I'm concerned the vinegar will be too acidic. A sherry would work. thanks for your question and I hope you like them.
 
Patricia R. January 25, 2017
Ok but where is the ginger in the recipe?
 
Author Comment
Anna F. January 25, 2017
its not showing up on this page but if you go to the recipe link you will see 2 tablespoons of minced ginger. Sorry for the confusion!
 
Patricia R. January 25, 2017
Thanks!
 
Yvonne January 25, 2017
Hi, in the introduction it's mentioned that Tina "stressed the importance of ginger"... but I can't see ginger in the ingredients list. I'd like to try making these dumplings, and guess that I'd just finely mince some ginger and add with the scallions. Would that be correct?
 
Author Comment
Anna F. January 25, 2017
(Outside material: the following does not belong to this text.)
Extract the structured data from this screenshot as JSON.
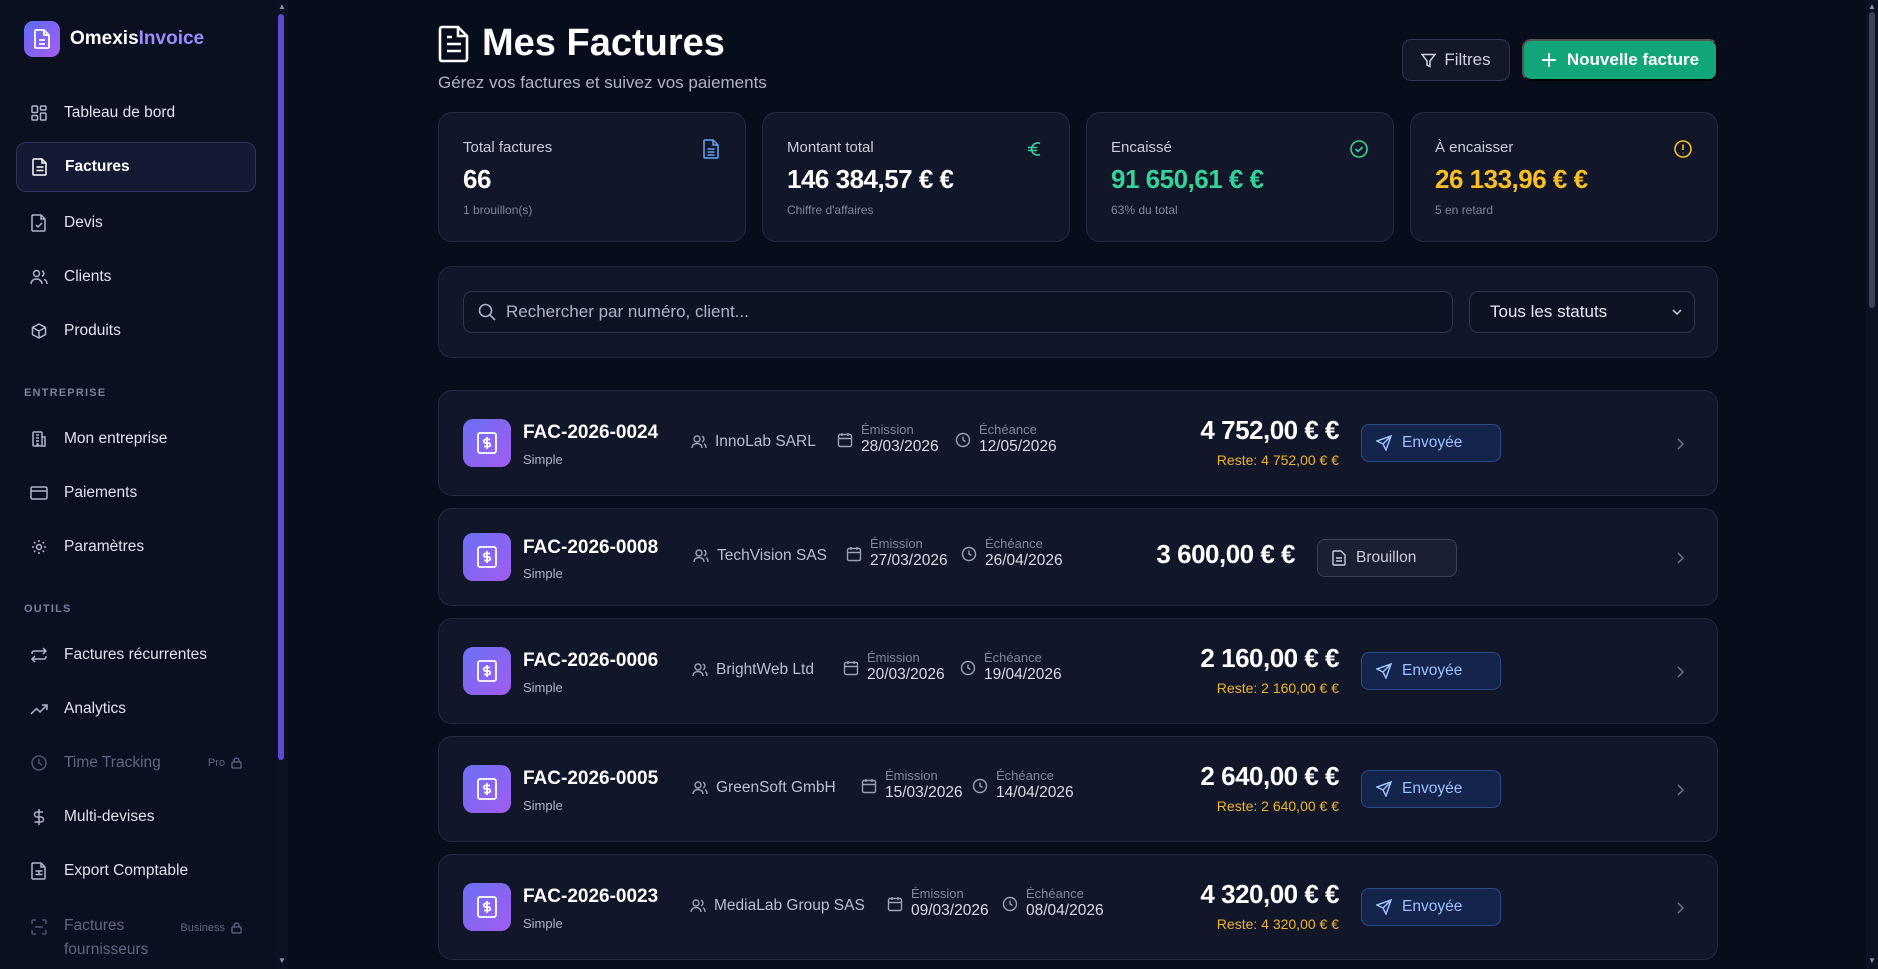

Click on the link for the full recipe and you will see it. I hop you try it! Thanks!!
 
Yvonne January 25, 2017
Thank you!